Data records for software interfaces:
* * * * * * * * *
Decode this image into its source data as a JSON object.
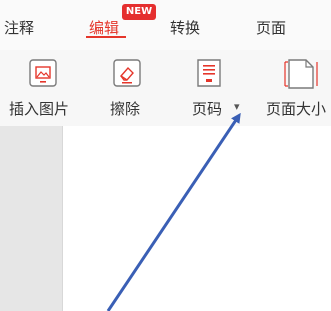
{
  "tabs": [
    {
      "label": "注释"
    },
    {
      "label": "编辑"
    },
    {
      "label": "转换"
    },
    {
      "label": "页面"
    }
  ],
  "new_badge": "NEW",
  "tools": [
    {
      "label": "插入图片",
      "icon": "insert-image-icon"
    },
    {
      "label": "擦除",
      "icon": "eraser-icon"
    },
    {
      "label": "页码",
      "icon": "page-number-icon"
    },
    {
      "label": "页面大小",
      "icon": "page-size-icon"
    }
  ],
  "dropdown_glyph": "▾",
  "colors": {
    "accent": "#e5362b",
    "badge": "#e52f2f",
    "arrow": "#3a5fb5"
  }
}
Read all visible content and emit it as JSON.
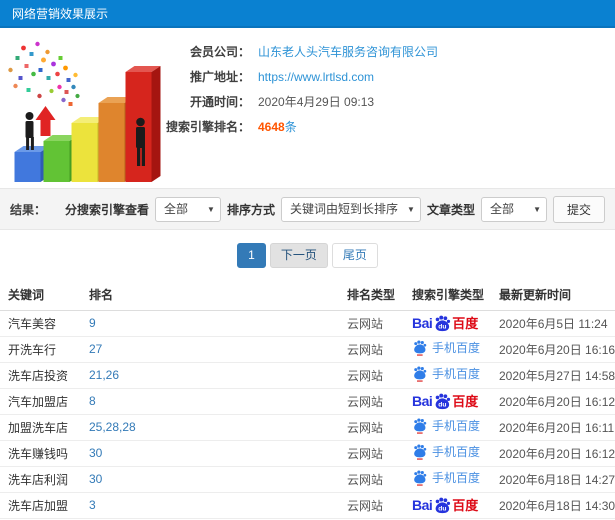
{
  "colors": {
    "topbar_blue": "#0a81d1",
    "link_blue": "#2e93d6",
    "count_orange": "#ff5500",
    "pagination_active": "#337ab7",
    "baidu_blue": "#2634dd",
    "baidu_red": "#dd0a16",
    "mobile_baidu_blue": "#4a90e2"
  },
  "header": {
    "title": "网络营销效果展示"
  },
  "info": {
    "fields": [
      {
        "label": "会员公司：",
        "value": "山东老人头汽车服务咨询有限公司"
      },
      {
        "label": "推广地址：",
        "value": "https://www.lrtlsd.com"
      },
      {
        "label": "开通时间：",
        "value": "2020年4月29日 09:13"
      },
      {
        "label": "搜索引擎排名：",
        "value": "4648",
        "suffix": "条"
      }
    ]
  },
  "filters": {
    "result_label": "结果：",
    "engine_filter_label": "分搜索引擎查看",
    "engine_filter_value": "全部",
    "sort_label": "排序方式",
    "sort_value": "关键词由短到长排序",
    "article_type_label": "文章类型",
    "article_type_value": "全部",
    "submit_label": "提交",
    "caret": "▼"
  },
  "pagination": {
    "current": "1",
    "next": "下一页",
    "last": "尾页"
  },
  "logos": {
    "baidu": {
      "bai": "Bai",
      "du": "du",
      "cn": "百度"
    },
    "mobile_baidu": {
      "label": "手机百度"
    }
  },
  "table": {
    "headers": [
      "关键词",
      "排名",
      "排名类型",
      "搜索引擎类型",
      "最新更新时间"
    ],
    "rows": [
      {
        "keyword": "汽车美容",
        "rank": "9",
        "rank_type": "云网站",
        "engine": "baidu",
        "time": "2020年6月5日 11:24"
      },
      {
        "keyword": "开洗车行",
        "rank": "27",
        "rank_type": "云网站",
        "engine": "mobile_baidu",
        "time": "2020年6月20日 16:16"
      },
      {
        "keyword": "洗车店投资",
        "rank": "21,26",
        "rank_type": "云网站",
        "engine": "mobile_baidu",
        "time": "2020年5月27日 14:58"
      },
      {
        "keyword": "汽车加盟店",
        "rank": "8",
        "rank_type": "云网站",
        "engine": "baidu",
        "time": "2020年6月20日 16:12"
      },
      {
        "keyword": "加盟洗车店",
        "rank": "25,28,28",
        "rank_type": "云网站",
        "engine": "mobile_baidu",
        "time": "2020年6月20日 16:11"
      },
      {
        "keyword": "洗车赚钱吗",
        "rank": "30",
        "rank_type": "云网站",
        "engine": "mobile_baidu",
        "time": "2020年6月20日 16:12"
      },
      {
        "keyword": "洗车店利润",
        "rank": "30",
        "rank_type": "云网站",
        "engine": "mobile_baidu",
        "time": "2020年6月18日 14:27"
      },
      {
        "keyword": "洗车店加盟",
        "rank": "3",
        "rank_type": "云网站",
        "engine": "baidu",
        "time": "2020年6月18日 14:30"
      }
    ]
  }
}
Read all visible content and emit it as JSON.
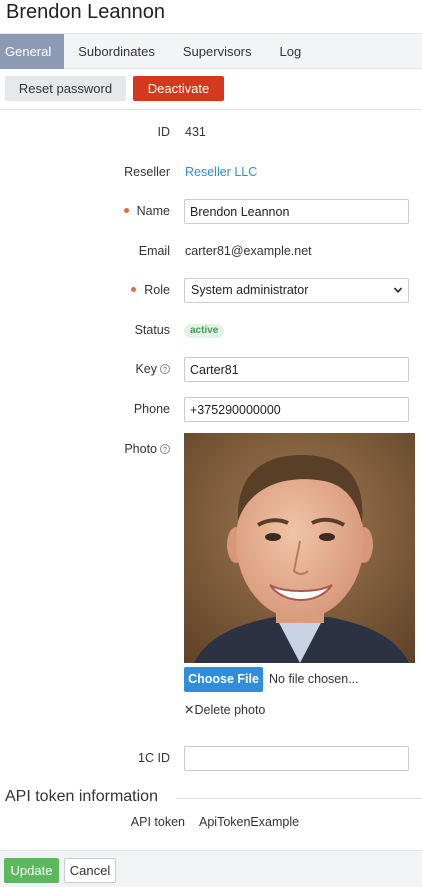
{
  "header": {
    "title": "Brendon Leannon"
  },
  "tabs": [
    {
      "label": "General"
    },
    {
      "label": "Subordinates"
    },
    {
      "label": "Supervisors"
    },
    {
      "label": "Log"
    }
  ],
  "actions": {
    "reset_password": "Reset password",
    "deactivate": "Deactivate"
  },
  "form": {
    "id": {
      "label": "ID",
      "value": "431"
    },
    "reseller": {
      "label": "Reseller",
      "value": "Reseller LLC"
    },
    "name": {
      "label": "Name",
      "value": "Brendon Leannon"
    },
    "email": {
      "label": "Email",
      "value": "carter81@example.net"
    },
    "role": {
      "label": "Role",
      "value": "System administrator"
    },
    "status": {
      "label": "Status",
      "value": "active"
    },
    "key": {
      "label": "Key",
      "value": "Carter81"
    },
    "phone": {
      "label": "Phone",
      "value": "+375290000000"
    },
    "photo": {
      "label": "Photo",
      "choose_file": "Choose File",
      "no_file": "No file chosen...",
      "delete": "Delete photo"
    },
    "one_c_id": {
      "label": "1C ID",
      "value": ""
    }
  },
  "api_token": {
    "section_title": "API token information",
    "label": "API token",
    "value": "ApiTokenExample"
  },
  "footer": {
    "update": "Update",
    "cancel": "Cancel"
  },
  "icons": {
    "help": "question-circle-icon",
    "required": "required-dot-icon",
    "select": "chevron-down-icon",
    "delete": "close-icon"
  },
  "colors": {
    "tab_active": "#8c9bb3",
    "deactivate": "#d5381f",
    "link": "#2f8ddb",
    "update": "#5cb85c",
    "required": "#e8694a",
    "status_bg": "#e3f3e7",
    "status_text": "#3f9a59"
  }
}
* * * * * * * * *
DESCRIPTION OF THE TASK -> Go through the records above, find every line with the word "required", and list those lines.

COMPLETED TASK ->
    "required": "required-dot-icon",
    "required": "#e8694a",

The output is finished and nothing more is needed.